> _DATA PROVIDED_
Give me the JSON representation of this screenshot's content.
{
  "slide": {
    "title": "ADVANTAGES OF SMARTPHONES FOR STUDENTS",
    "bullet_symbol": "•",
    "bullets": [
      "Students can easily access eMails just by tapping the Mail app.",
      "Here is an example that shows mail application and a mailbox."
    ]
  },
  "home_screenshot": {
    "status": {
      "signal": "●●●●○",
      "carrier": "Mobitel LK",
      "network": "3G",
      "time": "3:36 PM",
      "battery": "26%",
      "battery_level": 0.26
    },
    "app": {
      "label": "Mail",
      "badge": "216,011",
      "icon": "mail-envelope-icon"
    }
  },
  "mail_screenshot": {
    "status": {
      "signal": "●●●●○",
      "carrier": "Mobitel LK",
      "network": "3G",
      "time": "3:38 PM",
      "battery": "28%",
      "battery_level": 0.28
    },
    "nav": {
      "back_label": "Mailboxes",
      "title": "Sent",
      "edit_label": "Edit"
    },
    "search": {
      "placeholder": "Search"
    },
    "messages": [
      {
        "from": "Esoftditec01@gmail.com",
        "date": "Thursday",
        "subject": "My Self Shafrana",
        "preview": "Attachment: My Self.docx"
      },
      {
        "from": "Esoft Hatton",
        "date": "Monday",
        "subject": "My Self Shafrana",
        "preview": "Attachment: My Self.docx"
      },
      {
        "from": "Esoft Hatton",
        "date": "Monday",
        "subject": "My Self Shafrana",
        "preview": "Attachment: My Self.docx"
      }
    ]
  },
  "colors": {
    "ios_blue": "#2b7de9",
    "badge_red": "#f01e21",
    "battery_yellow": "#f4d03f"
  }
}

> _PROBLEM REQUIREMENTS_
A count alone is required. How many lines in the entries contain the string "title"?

> _SOLUTION_
2